The Third Debate.
Tuesday, September 21, 1858.
The report of the debate between Lincoln and Douglas, at Jonesboro, is published in the Chicago papers. We make a careful and candid analysis of the points, not having room to publish it in extenso.
Judge Douglas opened with a long re-hash of his former speeches, that all parties formerly occupied the position he does now – that the Measures of 1850 repealed the Missouri Compromise – that Lincoln and Trumbull made a bargain to abolitionize the State – that diversified institutions are necessary to the existence of the Union – that the Supreme Court was right in deciding that Dred Scott was not a citizen – that the Union can permanently exist half slave and half free – that each State must determine its domestic institutions, and asking "Why can't we let the Union stand as our forefathers placed it?"
This constituted his opening speech – not a thought, not a sentiment uttered, which do no appear in his former speeches. We are surprised at this, as Judge Douglas has a reputation for some considerable ability; but this speech would indicate that he had exhausted himself.
Lincoln said, in reply that he agreed with Douglas as to the right of each State to determine its local institutions; that he wished to let the Union stand as our Fathers left it, but the democratic party would not let it stand thus – that the Fathers endeavored to cause, and earnestly hoped for, the ultimate extinction of slavery – that he was in favor, simply, of returning to the policy of the Fathers. He denied explicitly and in toto the charge that there was a bargain between him and Trumbull; he stated that the Missouri Compromise was not repealed by the Compromise of 1850 and that a special provision in the Nebraska-Kansas bill did repeal it – that Douglas, in a report to the Senate, had declared that the Measures of 1850 did not repeal the Compromise of 1820. He acknowledged that diversified climate, soil, &c, were bonds of Union; but that the Slavery question was the great cause of quarrel and dissension – that every effort to change the policy of the Fathers and spread it over more territory has been the cause of great agitation – and that a return to the original policy would prevent all difficulty. He referred to the effort of Douglas to make him responsible, not for the principles of the platform on which he stands, but for the sentiments of some of his friends, uttered five or six years ago, – he showed the position of Malony, Campbell, and other friends of Douglas in 1850 and quoted various resolutions of several democratic conventions, and also from a rampart abolition paper in this State which now supports Douglas, to show the utter fallacy of making a man responsible for every principle avowed by any of his friends.
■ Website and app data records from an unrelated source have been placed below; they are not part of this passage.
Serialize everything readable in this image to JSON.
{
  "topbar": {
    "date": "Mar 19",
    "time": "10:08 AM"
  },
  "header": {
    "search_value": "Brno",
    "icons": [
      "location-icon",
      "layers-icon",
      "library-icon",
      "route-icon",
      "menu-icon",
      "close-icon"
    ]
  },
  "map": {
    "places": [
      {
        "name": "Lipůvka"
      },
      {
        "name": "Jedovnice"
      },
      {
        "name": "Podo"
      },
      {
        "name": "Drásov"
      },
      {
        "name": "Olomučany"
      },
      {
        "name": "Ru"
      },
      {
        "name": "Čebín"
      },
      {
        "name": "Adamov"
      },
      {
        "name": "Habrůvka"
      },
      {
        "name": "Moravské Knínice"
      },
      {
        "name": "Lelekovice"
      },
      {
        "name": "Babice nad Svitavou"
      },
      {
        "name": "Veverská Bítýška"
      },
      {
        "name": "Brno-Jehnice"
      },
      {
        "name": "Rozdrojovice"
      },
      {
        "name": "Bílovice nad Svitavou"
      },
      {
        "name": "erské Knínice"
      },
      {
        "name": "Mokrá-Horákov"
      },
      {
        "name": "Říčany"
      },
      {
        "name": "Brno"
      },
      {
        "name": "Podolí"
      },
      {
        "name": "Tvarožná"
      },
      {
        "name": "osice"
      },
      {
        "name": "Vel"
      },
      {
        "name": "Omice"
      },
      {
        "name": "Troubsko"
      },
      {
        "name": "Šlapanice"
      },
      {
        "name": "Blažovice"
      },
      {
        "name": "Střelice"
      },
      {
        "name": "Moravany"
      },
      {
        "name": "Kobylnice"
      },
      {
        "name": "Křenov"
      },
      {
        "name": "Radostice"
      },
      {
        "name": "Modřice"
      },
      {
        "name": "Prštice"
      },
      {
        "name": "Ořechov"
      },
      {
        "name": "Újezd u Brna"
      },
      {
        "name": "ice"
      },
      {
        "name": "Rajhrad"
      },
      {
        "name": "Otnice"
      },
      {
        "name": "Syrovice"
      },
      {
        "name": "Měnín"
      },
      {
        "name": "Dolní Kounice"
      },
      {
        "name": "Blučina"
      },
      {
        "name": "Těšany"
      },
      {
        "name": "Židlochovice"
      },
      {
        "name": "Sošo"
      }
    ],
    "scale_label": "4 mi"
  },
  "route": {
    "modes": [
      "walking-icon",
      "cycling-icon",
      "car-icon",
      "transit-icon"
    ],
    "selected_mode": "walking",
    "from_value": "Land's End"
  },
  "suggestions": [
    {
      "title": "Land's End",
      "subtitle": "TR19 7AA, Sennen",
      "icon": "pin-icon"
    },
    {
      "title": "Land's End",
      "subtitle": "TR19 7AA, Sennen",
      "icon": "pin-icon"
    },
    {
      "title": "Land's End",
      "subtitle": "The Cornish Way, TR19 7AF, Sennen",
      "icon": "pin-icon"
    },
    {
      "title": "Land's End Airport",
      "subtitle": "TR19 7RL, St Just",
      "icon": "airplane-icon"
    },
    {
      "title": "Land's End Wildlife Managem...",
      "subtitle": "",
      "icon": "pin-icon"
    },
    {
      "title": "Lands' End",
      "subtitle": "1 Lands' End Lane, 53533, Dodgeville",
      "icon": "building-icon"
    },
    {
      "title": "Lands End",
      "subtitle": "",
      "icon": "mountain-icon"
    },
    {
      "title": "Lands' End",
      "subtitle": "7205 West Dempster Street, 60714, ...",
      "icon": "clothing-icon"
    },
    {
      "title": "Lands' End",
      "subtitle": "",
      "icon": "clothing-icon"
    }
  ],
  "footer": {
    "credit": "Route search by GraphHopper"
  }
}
He also showed that, through the influence of Douglas, Campbell and Malony were appointed to office by a democratic President.
Mr. Lincoln then criticized some of the answers of Douglas at Freeport. He said he could not determine whether Judge Douglas would vote to admit Kansas without a population called for by the English Bill, or not; but would take it for granted that he would, unless the Judge should deny it explicitly. He made a masterly argument, altogether conclusive, showing that Douglas had not only changed his position on the Dred Scott decision, but that his present position, that a Territorial Legislature can render impotent the provisions of the U. S. Constitution, is ridiculous and untenable. He closed this part of his argument with his fifth interrogatory to Judge Douglas:
MR. LINCOLN – If the slaveholding citizens of a United States Territory should need and demand Congressional legislation for the protection of their slave property in such Territory, would you, as a member of Congress, vote for or against such legislation?
He then referred to a statement in a speech made by Douglas at Joliet, that Douglas made him "tremble in his knees so that he had to be carried off the platform," in the Ottawa debate, and that Lincoln was "laid up seven days." He exposed this disgusting lie in the most scathing manner.
Mr. Douglas rejoined, saying that his statement at Joliet was "a playful remark?" that Lincoln did not answer him at Ottawa, though he did at Freeport; that it was the Black Republican creed that no more Slave States should be admitted – that Lincoln's answer to the question whether he would vote for the admission of a Slave State was evasive, and it was impossible to say how he would vote. He reiterated the charge as to the bargain between Lincoln and Trumbull, and adduced Matheny as testimony, and said he could prove the charge true if he could get at the witness, when Lincoln said he would bring the witness before the Judge if Douglas would name them; but Douglas replied he was not permitted to use the name of one of the witnesses, but Matheny would do. Douglas repudiated Campbell and Molony, insisted that the Republican party in the Northern part of the State were Abolitionists, had a fling at Vermont, thought it wasn't any credit to Lincoln to be raised in the West, said he was in favor of admitting Kansas as a free State without a population of 90,420, and that Lincoln had not stated how he would vote.
In reply to the 5th interrogatory of Lincoln's he said he believed in non-interference, said he was bound by the Supreme Court decision, whether it was in favor him or against.
There were present at this debate between 1,5000 and 2,000 persons, a large number of whom are supporters of Lincoln. After the debate, Linder made a Douglas speech, and Dougherty a speech in support of Buchanan.
The 4th debate was to have taken place at Charleston, Coles County, last Saturday, and Lincoln was to have the opening and closing speeches.